Source records:
———
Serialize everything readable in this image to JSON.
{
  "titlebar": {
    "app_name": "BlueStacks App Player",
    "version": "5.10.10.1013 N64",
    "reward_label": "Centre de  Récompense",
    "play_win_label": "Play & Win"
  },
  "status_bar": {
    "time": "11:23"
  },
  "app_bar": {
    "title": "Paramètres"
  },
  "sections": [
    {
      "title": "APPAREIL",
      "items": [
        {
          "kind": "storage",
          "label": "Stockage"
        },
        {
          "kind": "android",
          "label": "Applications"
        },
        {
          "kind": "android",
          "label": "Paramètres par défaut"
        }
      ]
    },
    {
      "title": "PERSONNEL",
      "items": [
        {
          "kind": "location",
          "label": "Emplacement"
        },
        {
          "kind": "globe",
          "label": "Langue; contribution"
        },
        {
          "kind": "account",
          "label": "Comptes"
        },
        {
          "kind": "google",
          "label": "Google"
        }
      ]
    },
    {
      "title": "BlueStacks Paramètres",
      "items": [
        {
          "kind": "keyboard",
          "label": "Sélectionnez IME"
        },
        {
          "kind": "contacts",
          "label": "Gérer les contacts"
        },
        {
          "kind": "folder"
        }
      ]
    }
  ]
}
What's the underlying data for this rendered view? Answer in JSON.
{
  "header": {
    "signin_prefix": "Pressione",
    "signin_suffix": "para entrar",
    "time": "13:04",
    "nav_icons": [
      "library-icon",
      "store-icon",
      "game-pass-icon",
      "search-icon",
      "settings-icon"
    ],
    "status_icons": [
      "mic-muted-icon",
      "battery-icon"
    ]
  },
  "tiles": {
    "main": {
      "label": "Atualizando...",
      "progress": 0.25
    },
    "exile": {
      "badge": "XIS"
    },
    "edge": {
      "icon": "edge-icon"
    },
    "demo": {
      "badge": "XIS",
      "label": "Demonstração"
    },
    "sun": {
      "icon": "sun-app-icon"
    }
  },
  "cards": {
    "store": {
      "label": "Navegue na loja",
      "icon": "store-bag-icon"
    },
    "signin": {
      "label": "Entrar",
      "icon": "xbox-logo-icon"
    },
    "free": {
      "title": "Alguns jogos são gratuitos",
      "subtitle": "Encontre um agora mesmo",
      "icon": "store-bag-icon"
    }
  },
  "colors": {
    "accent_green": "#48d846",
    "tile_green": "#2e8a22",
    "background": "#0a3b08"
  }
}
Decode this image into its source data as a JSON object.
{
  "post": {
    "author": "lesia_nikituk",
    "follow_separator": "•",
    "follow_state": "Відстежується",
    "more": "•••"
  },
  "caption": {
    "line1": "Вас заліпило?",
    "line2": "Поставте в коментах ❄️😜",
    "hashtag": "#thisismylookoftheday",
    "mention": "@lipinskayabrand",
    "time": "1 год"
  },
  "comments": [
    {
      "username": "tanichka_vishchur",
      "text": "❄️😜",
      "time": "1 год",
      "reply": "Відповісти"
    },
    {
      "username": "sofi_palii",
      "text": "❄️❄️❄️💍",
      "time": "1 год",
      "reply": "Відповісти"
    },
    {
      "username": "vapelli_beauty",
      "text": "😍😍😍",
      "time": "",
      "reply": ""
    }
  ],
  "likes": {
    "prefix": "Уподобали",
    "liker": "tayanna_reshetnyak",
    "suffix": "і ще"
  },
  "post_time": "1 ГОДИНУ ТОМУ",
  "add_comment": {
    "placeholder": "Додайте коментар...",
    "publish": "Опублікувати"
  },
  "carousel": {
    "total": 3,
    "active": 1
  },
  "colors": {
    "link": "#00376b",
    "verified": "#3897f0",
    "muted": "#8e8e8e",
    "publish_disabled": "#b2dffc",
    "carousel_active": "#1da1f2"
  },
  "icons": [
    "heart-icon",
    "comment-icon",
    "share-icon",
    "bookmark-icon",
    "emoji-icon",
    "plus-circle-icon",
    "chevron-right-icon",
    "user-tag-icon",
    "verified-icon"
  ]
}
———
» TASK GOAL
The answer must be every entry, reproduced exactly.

» RESPONSE TO THIS TASK
Serialize everything readable in this image to JSON.
{
  "titlebar": {
    "app_name": "BlueStacks App Player",
    "version": "5.10.10.1013 N64",
    "reward_label": "Centre de  Récompense",
    "play_win_label": "Play & Win"
  },
  "status_bar": {
    "time": "11:23"
  },
  "app_bar": {
    "title": "Paramètres"
  },
  "sections": [
    {
      "title": "APPAREIL",
      "items": [
        {
          "kind": "storage",
          "label": "Stockage"
        },
        {
          "kind": "android",
          "label": "Applications"
        },
        {
          "kind": "android",
          "label": "Paramètres par défaut"
        }
      ]
    },
    {
      "title": "PERSONNEL",
      "items": [
        {
          "kind": "location",
          "label": "Emplacement"
        },
        {
          "kind": "globe",
          "label": "Langue; contribution"
        },
        {
          "kind": "account",
          "label": "Comptes"
        },
        {
          "kind": "google",
          "label": "Google"
        }
      ]
    },
    {
      "title": "BlueStacks Paramètres",
      "items": [
        {
          "kind": "keyboard",
          "label": "Sélectionnez IME"
        },
        {
          "kind": "contacts",
          "label": "Gérer les contacts"
        },
        {
          "kind": "folder"
        }
      ]
    }
  ]
}
What's the underlying data for this rendered view? Answer in JSON.
{
  "header": {
    "signin_prefix": "Pressione",
    "signin_suffix": "para entrar",
    "time": "13:04",
    "nav_icons": [
      "library-icon",
      "store-icon",
      "game-pass-icon",
      "search-icon",
      "settings-icon"
    ],
    "status_icons": [
      "mic-muted-icon",
      "battery-icon"
    ]
  },
  "tiles": {
    "main": {
      "label": "Atualizando...",
      "progress": 0.25
    },
    "exile": {
      "badge": "XIS"
    },
    "edge": {
      "icon": "edge-icon"
    },
    "demo": {
      "badge": "XIS",
      "label": "Demonstração"
    },
    "sun": {
      "icon": "sun-app-icon"
    }
  },
  "cards": {
    "store": {
      "label": "Navegue na loja",
      "icon": "store-bag-icon"
    },
    "signin": {
      "label": "Entrar",
      "icon": "xbox-logo-icon"
    },
    "free": {
      "title": "Alguns jogos são gratuitos",
      "subtitle": "Encontre um agora mesmo",
      "icon": "store-bag-icon"
    }
  },
  "colors": {
    "accent_green": "#48d846",
    "tile_green": "#2e8a22",
    "background": "#0a3b08"
  }
}
Decode this image into its source data as a JSON object.
{
  "post": {
    "author": "lesia_nikituk",
    "follow_separator": "•",
    "follow_state": "Відстежується",
    "more": "•••"
  },
  "caption": {
    "line1": "Вас заліпило?",
    "line2": "Поставте в коментах ❄️😜",
    "hashtag": "#thisismylookoftheday",
    "mention": "@lipinskayabrand",
    "time": "1 год"
  },
  "comments": [
    {
      "username": "tanichka_vishchur",
      "text": "❄️😜",
      "time": "1 год",
      "reply": "Відповісти"
    },
    {
      "username": "sofi_palii",
      "text": "❄️❄️❄️💍",
      "time": "1 год",
      "reply": "Відповісти"
    },
    {
      "username": "vapelli_beauty",
      "text": "😍😍😍",
      "time": "",
      "reply": ""
    }
  ],
  "likes": {
    "prefix": "Уподобали",
    "liker": "tayanna_reshetnyak",
    "suffix": "і ще"
  },
  "post_time": "1 ГОДИНУ ТОМУ",
  "add_comment": {
    "placeholder": "Додайте коментар...",
    "publish": "Опублікувати"
  },
  "carousel": {
    "total": 3,
    "active": 1
  },
  "colors": {
    "link": "#00376b",
    "verified": "#3897f0",
    "muted": "#8e8e8e",
    "publish_disabled": "#b2dffc",
    "carousel_active": "#1da1f2"
  },
  "icons": [
    "heart-icon",
    "comment-icon",
    "share-icon",
    "bookmark-icon",
    "emoji-icon",
    "plus-circle-icon",
    "chevron-right-icon",
    "user-tag-icon",
    "verified-icon"
  ]
}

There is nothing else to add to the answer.